Posts Tagged ‘Sustainable Communities’

Indigenous Rights Supported by Peru President


Humala at Bagua Convention

Humala Signs Prior Consultation Law During Jungle Ceremony
by Andean Air Mail & PERUVIAN TIMES

President Ollanta Humala enacted the prior consultation law on Tuesday during a ceremony in the north jungle town of Bagua.

The bill was unanimously approved by Congress and has been strongly supported by international and national rights organizations. It is intended to ensure that Peru’s local laws are in compliance with the International Labour Organization’s Convention 169.

The convention requires the State to consult indigenous people prior to adopting administrative and legislative measures, as well as investment projects and development plans, that could affect their communities.

“This law has the objective of [promoting] development for native peoples, of the Amazonian communities and the entire region,” Humala said. “That is the spirit of this law.”

“Today we have taken an important step in the construction of a nation, the construction of a republic,” Humala added.

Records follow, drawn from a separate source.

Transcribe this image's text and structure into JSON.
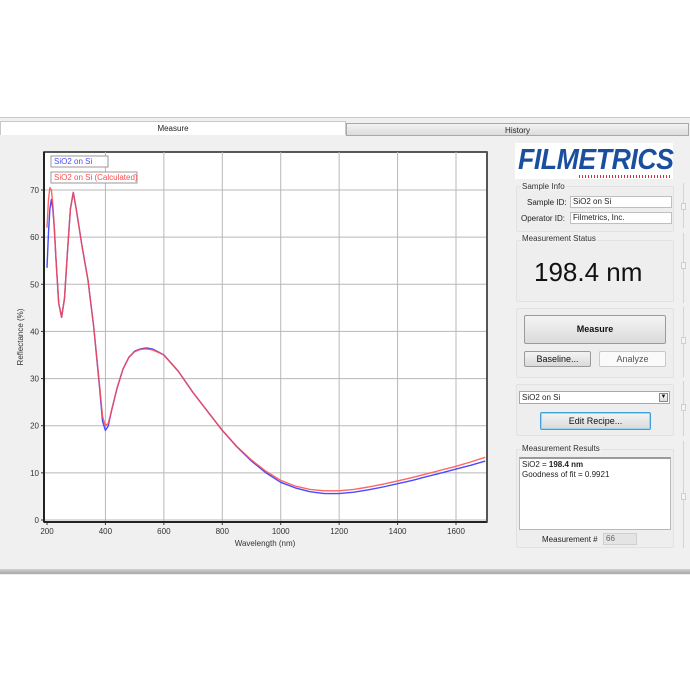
{
  "tabs": [
    {
      "label": "Measure",
      "active": true
    },
    {
      "label": "History",
      "active": false
    }
  ],
  "brand": {
    "logo_text": "FILMETRICS",
    "logo_color": "#1a4fa0",
    "accent_red": "#d0303a"
  },
  "sample_info": {
    "title": "Sample Info",
    "sample_id_label": "Sample ID:",
    "sample_id_value": "SiO2 on Si",
    "operator_id_label": "Operator ID:",
    "operator_id_value": "Filmetrics, Inc."
  },
  "measurement_status": {
    "title": "Measurement Status",
    "value": "198.4 nm"
  },
  "actions": {
    "measure_label": "Measure",
    "baseline_label": "Baseline...",
    "analyze_label": "Analyze"
  },
  "recipe": {
    "selected": "SiO2 on Si",
    "edit_label": "Edit Recipe..."
  },
  "results": {
    "title": "Measurement Results",
    "line1_prefix": "SiO2 = ",
    "line1_value": "198.4 nm",
    "line2": "Goodness of fit = 0.9921",
    "measurement_number_label": "Measurement #",
    "measurement_number": "66"
  },
  "chart_data": {
    "type": "line",
    "title": "",
    "xlabel": "Wavelength (nm)",
    "ylabel": "Reflectance (%)",
    "xlim": [
      200,
      1700
    ],
    "ylim": [
      0,
      78
    ],
    "xticks": [
      200,
      400,
      600,
      800,
      1000,
      1200,
      1400,
      1600
    ],
    "yticks": [
      0,
      10,
      20,
      30,
      40,
      50,
      60,
      70
    ],
    "grid": true,
    "legend_position": "top-left",
    "series": [
      {
        "name": "SiO2 on Si",
        "color": "#4a4aff",
        "x": [
          200,
          205,
          210,
          215,
          220,
          225,
          230,
          240,
          250,
          260,
          270,
          280,
          290,
          300,
          320,
          340,
          360,
          380,
          390,
          400,
          410,
          420,
          440,
          460,
          480,
          500,
          520,
          540,
          560,
          580,
          600,
          650,
          700,
          750,
          800,
          850,
          900,
          950,
          1000,
          1050,
          1100,
          1150,
          1200,
          1250,
          1300,
          1350,
          1400,
          1450,
          1500,
          1550,
          1600,
          1650,
          1700
        ],
        "y": [
          53.5,
          61,
          66,
          68,
          66,
          62,
          56,
          46,
          43,
          47,
          57,
          66,
          69.5,
          66,
          58,
          51,
          41,
          28,
          21,
          19,
          20,
          23,
          28,
          32,
          34.5,
          35.8,
          36.3,
          36.5,
          36.3,
          35.7,
          35,
          31.5,
          27,
          23,
          19,
          15.5,
          12.5,
          10,
          8,
          6.8,
          6,
          5.6,
          5.6,
          5.9,
          6.4,
          7,
          7.7,
          8.4,
          9.2,
          10,
          10.8,
          11.6,
          12.5
        ]
      },
      {
        "name": "SiO2 on Si (Calculated)",
        "color": "#ff4a4a",
        "x": [
          200,
          205,
          210,
          215,
          220,
          225,
          230,
          240,
          250,
          260,
          270,
          280,
          290,
          300,
          320,
          340,
          360,
          380,
          390,
          400,
          410,
          420,
          440,
          460,
          480,
          500,
          520,
          540,
          560,
          580,
          600,
          650,
          700,
          750,
          800,
          850,
          900,
          950,
          1000,
          1050,
          1100,
          1150,
          1200,
          1250,
          1300,
          1350,
          1400,
          1450,
          1500,
          1550,
          1600,
          1650,
          1700
        ],
        "y": [
          62,
          68,
          70.5,
          70,
          67,
          62,
          56,
          46,
          43,
          47,
          57,
          66,
          69.5,
          66,
          58,
          51,
          41,
          28.5,
          22,
          20,
          20.5,
          23,
          28,
          32,
          34.5,
          35.7,
          36.2,
          36.3,
          36.1,
          35.6,
          35,
          31.5,
          27,
          23,
          19,
          15.6,
          12.7,
          10.3,
          8.4,
          7.2,
          6.5,
          6.2,
          6.2,
          6.5,
          7,
          7.6,
          8.3,
          9,
          9.8,
          10.6,
          11.4,
          12.3,
          13.3
        ]
      }
    ]
  }
}
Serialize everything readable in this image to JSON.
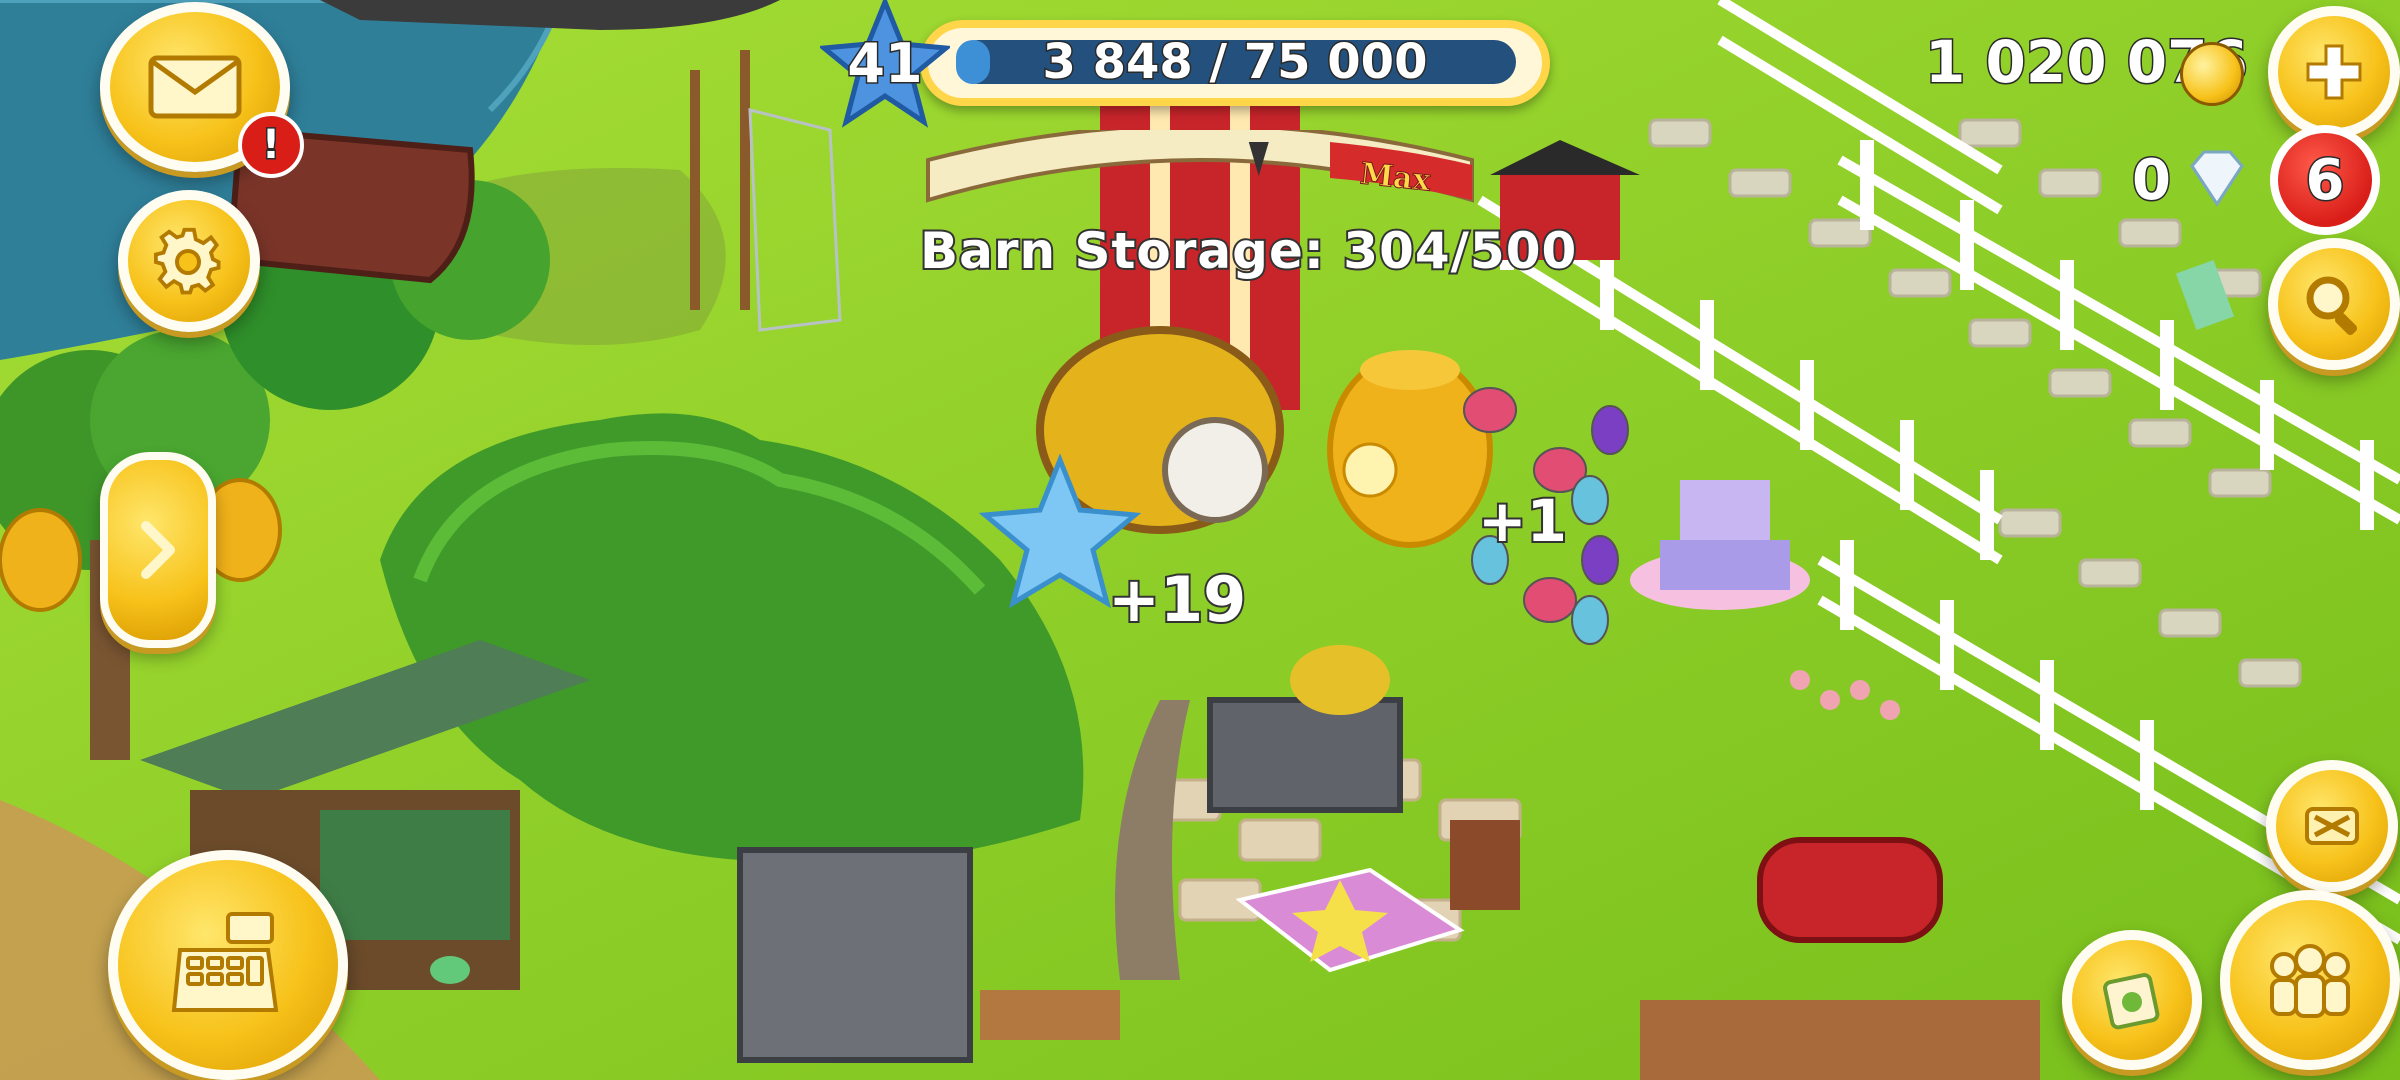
{
  "hud": {
    "level": "41",
    "xp_text": "3 848 / 75 000",
    "xp_fraction": 0.0513,
    "coins": "1 020 076",
    "diamonds": "0",
    "notifications": "6",
    "mail_alert": "!"
  },
  "barn": {
    "label": "Barn Storage: 304/500",
    "max_label": "Max",
    "fill_fraction": 0.608
  },
  "floaters": {
    "xp_gain": "+19",
    "honey_gain": "+1"
  },
  "icons": {
    "mail": "mail-icon",
    "settings": "gear-icon",
    "expand": "chevron-right-icon",
    "shop": "cash-register-icon",
    "add_coins": "plus-icon",
    "search": "magnifier-icon",
    "edit": "move-arrows-icon",
    "friends": "friends-icon",
    "orders": "order-board-icon"
  },
  "colors": {
    "grass": "#8fcf2a",
    "water": "#2f7f99",
    "button_gold": "#f7c21a",
    "notification_red": "#d91e18",
    "xp_bar_blue": "#3d8fd6"
  }
}
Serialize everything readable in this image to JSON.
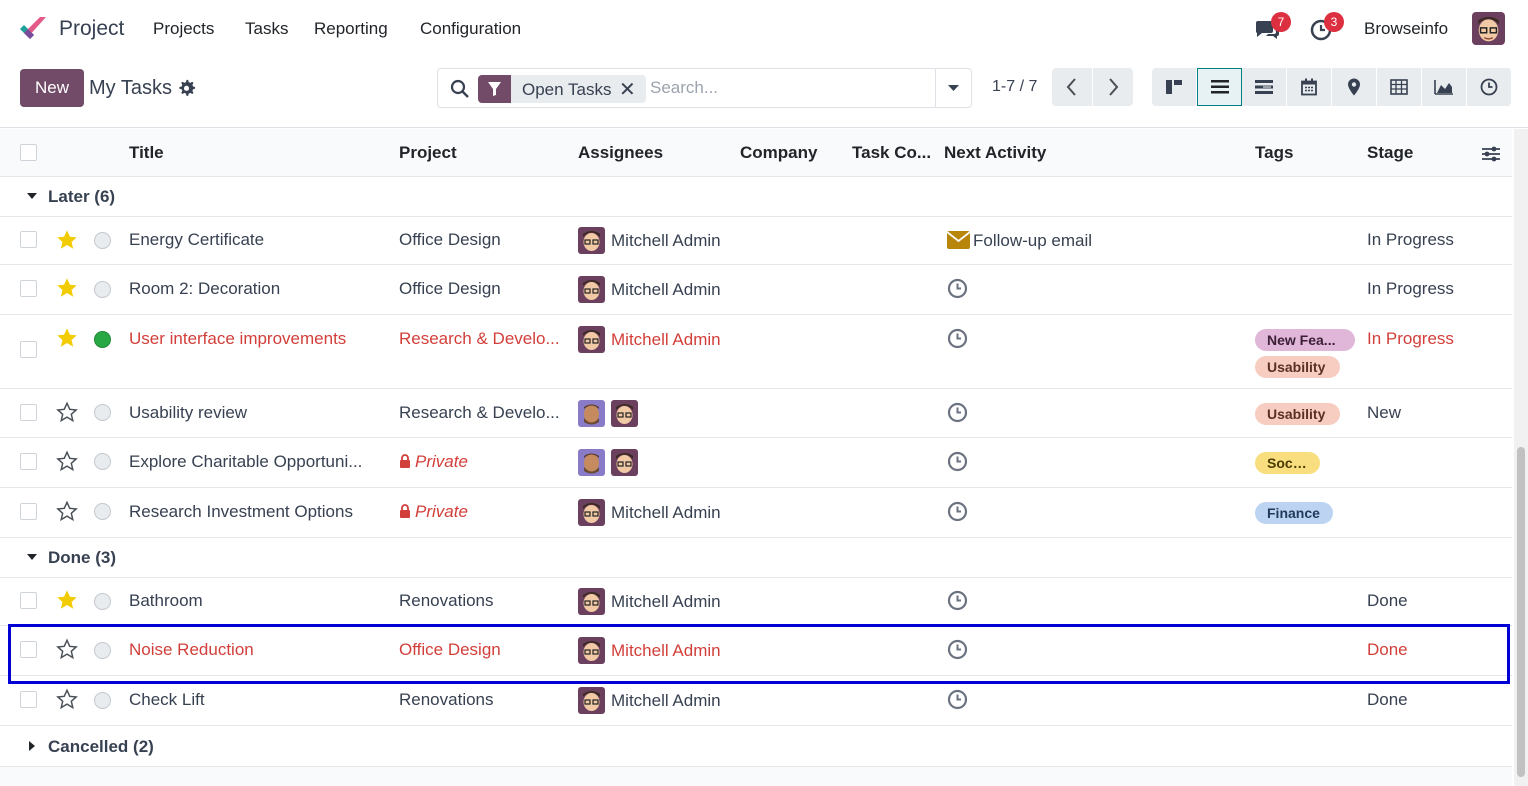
{
  "app": {
    "name": "Project"
  },
  "menu": [
    "Projects",
    "Tasks",
    "Reporting",
    "Configuration"
  ],
  "systray": {
    "messages_count": "7",
    "activities_count": "3",
    "user_name": "Browseinfo"
  },
  "control_panel": {
    "new_label": "New",
    "breadcrumb": "My Tasks",
    "search": {
      "facet": "Open Tasks",
      "facet_remove": "✕",
      "placeholder": "Search..."
    },
    "pager": "1-7 / 7"
  },
  "columns": [
    "Title",
    "Project",
    "Assignees",
    "Company",
    "Task Co...",
    "Next Activity",
    "Tags",
    "Stage"
  ],
  "groups": [
    {
      "label": "Later (6)"
    },
    {
      "label": "Done (3)"
    },
    {
      "label": "Cancelled (2)"
    }
  ],
  "rows": [
    {
      "title": "Energy Certificate",
      "project": "Office Design",
      "assignee": "Mitchell Admin",
      "activity": "Follow-up email",
      "stage": "In Progress",
      "starred": true
    },
    {
      "title": "Room 2: Decoration",
      "project": "Office Design",
      "assignee": "Mitchell Admin",
      "stage": "In Progress",
      "starred": true
    },
    {
      "title": "User interface improvements",
      "project": "Research & Develo...",
      "assignee": "Mitchell Admin",
      "tags": [
        "New Fea...",
        "Usability"
      ],
      "stage": "In Progress",
      "starred": true
    },
    {
      "title": "Usability review",
      "project": "Research & Develo...",
      "tags": [
        "Usability"
      ],
      "stage": "New",
      "starred": false
    },
    {
      "title": "Explore Charitable Opportuni...",
      "project": "Private",
      "tags": [
        "Social"
      ],
      "stage": "",
      "starred": false
    },
    {
      "title": "Research Investment Options",
      "project": "Private",
      "assignee": "Mitchell Admin",
      "tags": [
        "Finance"
      ],
      "stage": "",
      "starred": false
    },
    {
      "title": "Bathroom",
      "project": "Renovations",
      "assignee": "Mitchell Admin",
      "stage": "Done",
      "starred": true
    },
    {
      "title": "Noise Reduction",
      "project": "Office Design",
      "assignee": "Mitchell Admin",
      "stage": "Done",
      "starred": false
    },
    {
      "title": "Check Lift",
      "project": "Renovations",
      "assignee": "Mitchell Admin",
      "stage": "Done",
      "starred": false
    }
  ],
  "colors": {
    "brand": "#714b67",
    "overdue_red": "#d23f3a",
    "star_gold": "#f3cc00",
    "highlight": "#0000d4"
  }
}
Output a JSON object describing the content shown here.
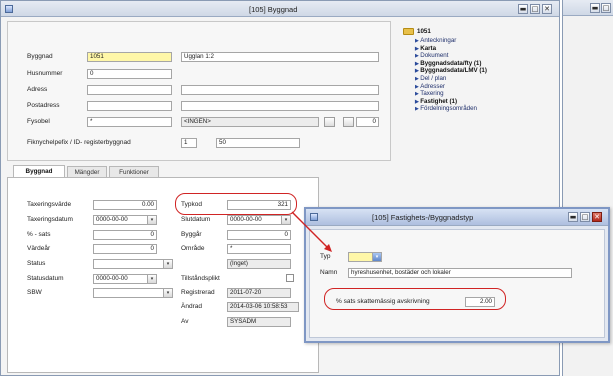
{
  "main_window": {
    "title": "[105] Byggnad"
  },
  "form": {
    "byggnad": {
      "label": "Byggnad",
      "code": "1051",
      "name": "Ugglan 1:2"
    },
    "husnummer": {
      "label": "Husnummer",
      "value": "0"
    },
    "adress": {
      "label": "Adress",
      "value": ""
    },
    "postadress": {
      "label": "Postadress",
      "value": ""
    },
    "fysobel": {
      "label": "Fysobel",
      "value": "*",
      "mid": "<INGEN>",
      "num": "0"
    },
    "fiknr": {
      "label": "Fiknychelpefix / ID- registerbyggnad",
      "a": "1",
      "b": "50"
    }
  },
  "tabs": [
    {
      "label": "Byggnad",
      "active": true
    },
    {
      "label": "Mängder",
      "active": false
    },
    {
      "label": "Funktioner",
      "active": false
    }
  ],
  "tab_content": {
    "left": [
      {
        "label": "Taxeringsvärde",
        "value": "0.00"
      },
      {
        "label": "Taxeringsdatum",
        "value": "0000-00-00"
      },
      {
        "label": "% - sats",
        "value": "0"
      },
      {
        "label": "Värdeår",
        "value": "0"
      },
      {
        "label": "Status",
        "value": ""
      },
      {
        "label": "Statusdatum",
        "value": "0000-00-00"
      },
      {
        "label": "SBW",
        "value": ""
      }
    ],
    "right": {
      "typkod": {
        "label": "Typkod",
        "value": "321"
      },
      "slutdatum": {
        "label": "Slutdatum",
        "value": "0000-00-00"
      },
      "byggar": {
        "label": "Byggår",
        "value": "0"
      },
      "omrade": {
        "label": "Område",
        "value": "*"
      },
      "omrade_text": {
        "value": "(Inget)"
      },
      "tillandsplikt": {
        "label": "Tillståndsplikt"
      },
      "registrerad": {
        "label": "Registrerad",
        "value": "2011-07-20"
      },
      "andrad": {
        "label": "Ändrad",
        "value": "2014-03-06 10:58:53"
      },
      "av": {
        "label": "Av",
        "value": "SYSADM"
      }
    }
  },
  "tree": {
    "root": "1051",
    "items": [
      {
        "label": "Anteckningar",
        "bold": false
      },
      {
        "label": "Karta",
        "bold": true
      },
      {
        "label": "Dokument",
        "bold": false
      },
      {
        "label": "Byggnadsdata/fty (1)",
        "bold": true
      },
      {
        "label": "Byggnadsdata/LMV (1)",
        "bold": true
      },
      {
        "label": "Del / plan",
        "bold": false
      },
      {
        "label": "Adresser",
        "bold": false
      },
      {
        "label": "Taxering",
        "bold": false
      },
      {
        "label": "Fastighet (1)",
        "bold": true
      },
      {
        "label": "Fördelningsområden",
        "bold": false
      }
    ]
  },
  "dialog": {
    "title": "[105]  Fastighets-/Byggnadstyp",
    "typ_label": "Typ",
    "typ_value": "",
    "namn_label": "Namn",
    "namn_value": "hyreshusenhet, bostäder och lokaler",
    "sats_label": "% sats skattemässig avskrivning",
    "sats_value": "2.00"
  },
  "window_buttons": {
    "minimize": "▬",
    "maximize": "□",
    "close": "✕"
  },
  "colors": {
    "highlight_field": "#fff7a8",
    "annotation_red": "#d02424",
    "title_bar": "#cfd8e6",
    "tree_link": "#1f2f6b"
  },
  "icons": [
    "app-icon",
    "folder-icon",
    "dropdown-arrow-icon",
    "tree-arrow-icon",
    "minimize-icon",
    "maximize-icon",
    "close-icon"
  ]
}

Ex-President Alan Garcia rejected a similar prior consultation bill during his recent term, expressing worries that the legislation would provide veto powers to indigenous communities that could deter mining and energy projects.

Humala and members of his Gana Peru party have said the new law will help address the more than 200 social conflicts in Peru that have impacted projects in the extractive industries.

The president’s signing of the law in Bagua was a clear sign Read the rest of this post…

Save Your Local Economy


Shop at Local Brick & Mortar Stores
By R. Richards
I was doing a little shopping at a local store called Artisan’s Workshop in my hometown today. It’s been a long-time fixture of our community and provider of good gifts for many years. Fellow co-founder of Friends of Mount Sunapee, Catherine Bushueff started the store and sold it some years ago. It’s much better than any large chain store could be. While checking paying for my purchase, I saw this flier on the countertop about shopping locally.

The facts about how one can really make a difference by shopping locally caught my eye, and thought I’d pass this along. You can find out more at

The Northfield Conference, Oldest in Nation

Extended Family's Mosaic & Feet

Extended Family's Mosaic & Feet

The Northfield Conference is the longest continuously running spiritual conference in the country. Started at the turn of the last century, it has developed into a strong network of devoted friends and colleagues and extended family. It’s one of the few instances where I saw whole families and people of of all ages being and acting like a true community. Many of the adults there now were children and then teens who grew up attending the annual conference held in Northfield, Mass every June or July. There is a morning meeting, then right after, small groups called families get together to debrief lives and share whatever is on the participants’ minds. At the end of our meeting we all felt like doing a goodbye group hug/”jelly roll” in which I was the lucky receipient of being in the middle.  In the afternoon, after lunch there’s a plethora of workshops and activities, from painting and yoga to dance and informational lectures or discussions on everything from global warming to composting and family communication. After dinner, there is usually an non-denominational evening service in the Northfield Chapel. I got the play the 12-foot concert grand piano at one event there. That was fun. Around 7 PM, different activities may happen such as a talent show, or coffeehouse, or games, lots of games, in which children of all ages participate.

Getting stuck in the middle of a group hug

Getting stuck in the middle of a group hug

If you’d like to inquire about the Northfield Conference, check out their website. First time participants get a free ride, all expenses paid, if they give some sort of workshop in exchange. It’s a way of getting more people to check out the conference. If I weren’t in New Zealand, I’d be there this spring. If you decide to attend, you won’t be disappointed.